*** DATA TO USE ***

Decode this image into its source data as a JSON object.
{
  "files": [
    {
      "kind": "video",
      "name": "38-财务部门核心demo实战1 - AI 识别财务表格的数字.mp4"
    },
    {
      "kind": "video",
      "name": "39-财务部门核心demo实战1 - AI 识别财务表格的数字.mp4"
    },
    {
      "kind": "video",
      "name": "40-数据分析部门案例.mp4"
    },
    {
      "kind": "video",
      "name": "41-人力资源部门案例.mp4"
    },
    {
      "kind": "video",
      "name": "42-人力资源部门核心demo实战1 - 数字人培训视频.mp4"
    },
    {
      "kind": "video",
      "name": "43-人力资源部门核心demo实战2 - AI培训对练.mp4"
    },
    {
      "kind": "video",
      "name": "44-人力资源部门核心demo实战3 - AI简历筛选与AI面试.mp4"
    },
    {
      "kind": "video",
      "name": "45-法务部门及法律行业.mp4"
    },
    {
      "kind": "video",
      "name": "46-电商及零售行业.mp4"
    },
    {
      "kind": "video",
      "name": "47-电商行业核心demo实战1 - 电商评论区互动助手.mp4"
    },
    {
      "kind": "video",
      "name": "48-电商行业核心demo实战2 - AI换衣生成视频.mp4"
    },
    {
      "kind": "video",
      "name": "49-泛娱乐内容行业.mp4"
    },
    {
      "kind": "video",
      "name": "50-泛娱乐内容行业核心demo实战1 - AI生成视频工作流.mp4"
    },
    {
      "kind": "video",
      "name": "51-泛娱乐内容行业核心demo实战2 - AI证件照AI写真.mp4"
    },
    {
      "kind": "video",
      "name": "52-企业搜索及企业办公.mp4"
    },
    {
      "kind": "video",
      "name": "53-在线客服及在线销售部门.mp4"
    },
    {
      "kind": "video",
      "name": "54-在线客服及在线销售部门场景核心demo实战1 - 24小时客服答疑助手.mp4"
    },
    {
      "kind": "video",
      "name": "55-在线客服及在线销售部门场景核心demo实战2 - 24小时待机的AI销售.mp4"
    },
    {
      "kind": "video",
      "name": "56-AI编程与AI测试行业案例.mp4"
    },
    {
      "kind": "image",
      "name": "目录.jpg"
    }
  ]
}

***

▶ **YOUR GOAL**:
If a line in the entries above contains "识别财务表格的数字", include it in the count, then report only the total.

▶ **ANSWER AREA**:
2